Excerpts from an interface dataset
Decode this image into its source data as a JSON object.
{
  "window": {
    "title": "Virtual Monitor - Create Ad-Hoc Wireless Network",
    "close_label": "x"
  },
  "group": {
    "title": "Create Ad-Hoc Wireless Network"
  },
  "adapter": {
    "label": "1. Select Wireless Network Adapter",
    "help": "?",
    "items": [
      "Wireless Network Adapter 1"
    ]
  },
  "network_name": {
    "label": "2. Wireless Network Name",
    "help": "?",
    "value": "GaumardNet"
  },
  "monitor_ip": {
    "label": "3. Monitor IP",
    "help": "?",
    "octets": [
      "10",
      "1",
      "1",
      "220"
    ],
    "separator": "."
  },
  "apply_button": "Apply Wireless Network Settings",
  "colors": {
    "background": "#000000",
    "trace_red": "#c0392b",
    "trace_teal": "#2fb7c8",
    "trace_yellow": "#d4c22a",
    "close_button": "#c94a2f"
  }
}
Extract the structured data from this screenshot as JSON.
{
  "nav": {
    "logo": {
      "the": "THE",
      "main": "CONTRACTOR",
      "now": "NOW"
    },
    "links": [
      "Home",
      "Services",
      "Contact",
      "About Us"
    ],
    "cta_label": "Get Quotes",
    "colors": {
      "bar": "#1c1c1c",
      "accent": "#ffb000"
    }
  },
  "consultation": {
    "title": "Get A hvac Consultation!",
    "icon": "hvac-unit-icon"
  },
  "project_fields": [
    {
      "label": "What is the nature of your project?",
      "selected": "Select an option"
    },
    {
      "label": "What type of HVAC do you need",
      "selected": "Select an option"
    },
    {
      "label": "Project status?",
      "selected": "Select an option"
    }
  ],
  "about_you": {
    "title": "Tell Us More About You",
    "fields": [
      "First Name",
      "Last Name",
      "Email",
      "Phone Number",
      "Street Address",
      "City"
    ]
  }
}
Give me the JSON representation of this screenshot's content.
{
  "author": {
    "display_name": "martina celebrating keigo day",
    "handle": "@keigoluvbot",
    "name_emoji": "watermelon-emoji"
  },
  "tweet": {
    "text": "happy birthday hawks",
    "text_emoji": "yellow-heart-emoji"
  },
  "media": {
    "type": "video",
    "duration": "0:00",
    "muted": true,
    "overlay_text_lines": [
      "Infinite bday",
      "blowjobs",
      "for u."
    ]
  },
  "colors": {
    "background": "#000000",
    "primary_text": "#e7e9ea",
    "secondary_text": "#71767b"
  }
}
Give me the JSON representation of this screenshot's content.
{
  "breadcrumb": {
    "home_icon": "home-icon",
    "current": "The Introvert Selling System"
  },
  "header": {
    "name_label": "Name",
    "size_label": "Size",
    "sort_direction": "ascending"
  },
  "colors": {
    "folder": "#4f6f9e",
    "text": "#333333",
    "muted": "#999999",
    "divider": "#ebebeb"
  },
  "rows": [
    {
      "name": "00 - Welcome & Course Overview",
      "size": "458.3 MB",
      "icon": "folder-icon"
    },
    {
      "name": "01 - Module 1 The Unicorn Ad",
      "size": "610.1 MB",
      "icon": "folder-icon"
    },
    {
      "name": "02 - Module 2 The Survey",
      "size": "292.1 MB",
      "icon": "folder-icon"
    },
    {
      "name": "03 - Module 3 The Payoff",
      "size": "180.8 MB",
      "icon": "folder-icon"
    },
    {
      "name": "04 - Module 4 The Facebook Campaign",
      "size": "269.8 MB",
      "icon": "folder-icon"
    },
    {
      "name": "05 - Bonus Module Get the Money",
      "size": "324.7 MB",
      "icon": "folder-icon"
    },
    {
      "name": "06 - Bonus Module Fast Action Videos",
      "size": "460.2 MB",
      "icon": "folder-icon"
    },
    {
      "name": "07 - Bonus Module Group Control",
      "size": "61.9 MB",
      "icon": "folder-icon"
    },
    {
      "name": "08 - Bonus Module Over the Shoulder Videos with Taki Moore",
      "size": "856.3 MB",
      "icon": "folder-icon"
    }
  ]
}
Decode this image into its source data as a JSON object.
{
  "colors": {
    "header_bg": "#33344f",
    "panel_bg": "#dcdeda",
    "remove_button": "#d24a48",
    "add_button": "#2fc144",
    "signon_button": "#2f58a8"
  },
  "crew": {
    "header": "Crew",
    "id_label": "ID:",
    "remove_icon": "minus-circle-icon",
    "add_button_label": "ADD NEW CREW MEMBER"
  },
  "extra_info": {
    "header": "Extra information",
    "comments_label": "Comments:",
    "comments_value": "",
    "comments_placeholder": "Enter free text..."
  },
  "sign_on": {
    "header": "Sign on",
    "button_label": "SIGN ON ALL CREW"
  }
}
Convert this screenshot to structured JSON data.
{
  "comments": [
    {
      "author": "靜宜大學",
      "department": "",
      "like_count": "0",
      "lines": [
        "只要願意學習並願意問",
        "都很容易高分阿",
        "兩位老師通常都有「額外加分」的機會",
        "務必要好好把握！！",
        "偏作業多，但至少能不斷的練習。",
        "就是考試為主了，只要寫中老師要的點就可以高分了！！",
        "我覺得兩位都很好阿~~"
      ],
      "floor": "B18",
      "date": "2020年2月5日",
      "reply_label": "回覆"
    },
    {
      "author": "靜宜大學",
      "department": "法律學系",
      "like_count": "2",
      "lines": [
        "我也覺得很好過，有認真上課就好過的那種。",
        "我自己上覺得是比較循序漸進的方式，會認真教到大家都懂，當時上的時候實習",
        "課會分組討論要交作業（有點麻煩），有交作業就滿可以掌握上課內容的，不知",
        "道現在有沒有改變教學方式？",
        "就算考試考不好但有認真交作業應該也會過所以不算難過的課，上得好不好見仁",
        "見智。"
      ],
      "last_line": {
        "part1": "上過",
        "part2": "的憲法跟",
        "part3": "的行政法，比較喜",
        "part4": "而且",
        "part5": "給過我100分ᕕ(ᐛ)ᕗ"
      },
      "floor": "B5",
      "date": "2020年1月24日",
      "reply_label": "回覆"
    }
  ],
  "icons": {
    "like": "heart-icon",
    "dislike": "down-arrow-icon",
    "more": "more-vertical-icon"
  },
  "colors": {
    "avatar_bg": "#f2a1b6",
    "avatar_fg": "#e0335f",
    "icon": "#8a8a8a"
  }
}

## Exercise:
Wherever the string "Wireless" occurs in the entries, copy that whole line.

## Written answer:
    "title": "Virtual Monitor - Create Ad-Hoc Wireless Network",
    "title": "Create Ad-Hoc Wireless Network"
    "label": "1. Select Wireless Network Adapter",
      "Wireless Network Adapter 1"
    "label": "2. Wireless Network Name",
  "apply_button": "Apply Wireless Network Settings",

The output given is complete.